→ TASK OBJECTIVE:
Each entry should be restated word for word, with all pictures left out.
START SUPPLIED INFORMATION
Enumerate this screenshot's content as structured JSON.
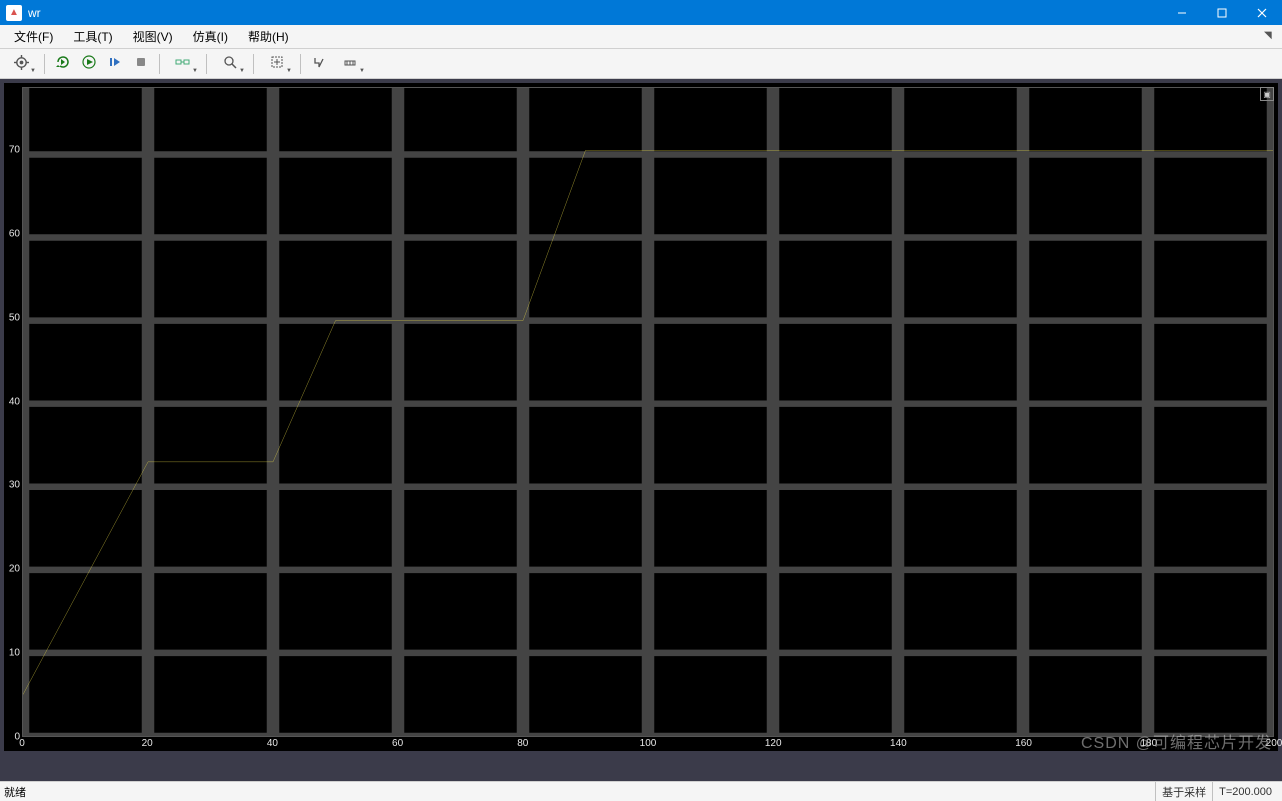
{
  "window": {
    "app_icon_text": "▲",
    "title": "wr"
  },
  "menubar": {
    "items": [
      {
        "label": "文件(F)"
      },
      {
        "label": "工具(T)"
      },
      {
        "label": "视图(V)"
      },
      {
        "label": "仿真(I)"
      },
      {
        "label": "帮助(H)"
      }
    ]
  },
  "toolbar": {
    "icons": [
      "settings-gear",
      "sep",
      "run-restart",
      "run-play",
      "step-forward",
      "stop",
      "sep",
      "signal-selector",
      "sep",
      "zoom-magnify",
      "sep",
      "autoscale",
      "sep",
      "triggers",
      "cursor-measure"
    ]
  },
  "statusbar": {
    "left": "就绪",
    "mode": "基于采样",
    "time": "T=200.000"
  },
  "watermark": "CSDN @可编程芯片开发",
  "chart_data": {
    "type": "line",
    "xlabel": "",
    "ylabel": "",
    "xlim": [
      0,
      200
    ],
    "ylim": [
      0,
      78
    ],
    "x_ticks": [
      0,
      20,
      40,
      60,
      80,
      100,
      120,
      140,
      160,
      180,
      200
    ],
    "y_ticks": [
      0,
      10,
      20,
      30,
      40,
      50,
      60,
      70
    ],
    "series": [
      {
        "name": "wr",
        "color": "#f6e84a",
        "x": [
          0,
          20,
          40,
          50,
          80,
          90,
          200
        ],
        "y": [
          5,
          33,
          33,
          50,
          50,
          70.5,
          70.5
        ]
      }
    ]
  }
}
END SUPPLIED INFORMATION
→ RESULT OF THE EXERCISE:
Enumerate this screenshot's content as structured JSON.
{
  "window": {
    "app_icon_text": "▲",
    "title": "wr"
  },
  "menubar": {
    "items": [
      {
        "label": "文件(F)"
      },
      {
        "label": "工具(T)"
      },
      {
        "label": "视图(V)"
      },
      {
        "label": "仿真(I)"
      },
      {
        "label": "帮助(H)"
      }
    ]
  },
  "toolbar": {
    "icons": [
      "settings-gear",
      "sep",
      "run-restart",
      "run-play",
      "step-forward",
      "stop",
      "sep",
      "signal-selector",
      "sep",
      "zoom-magnify",
      "sep",
      "autoscale",
      "sep",
      "triggers",
      "cursor-measure"
    ]
  },
  "statusbar": {
    "left": "就绪",
    "mode": "基于采样",
    "time": "T=200.000"
  },
  "watermark": "CSDN @可编程芯片开发",
  "chart_data": {
    "type": "line",
    "xlabel": "",
    "ylabel": "",
    "xlim": [
      0,
      200
    ],
    "ylim": [
      0,
      78
    ],
    "x_ticks": [
      0,
      20,
      40,
      60,
      80,
      100,
      120,
      140,
      160,
      180,
      200
    ],
    "y_ticks": [
      0,
      10,
      20,
      30,
      40,
      50,
      60,
      70
    ],
    "series": [
      {
        "name": "wr",
        "color": "#f6e84a",
        "x": [
          0,
          20,
          40,
          50,
          80,
          90,
          200
        ],
        "y": [
          5,
          33,
          33,
          50,
          50,
          70.5,
          70.5
        ]
      }
    ]
  }
}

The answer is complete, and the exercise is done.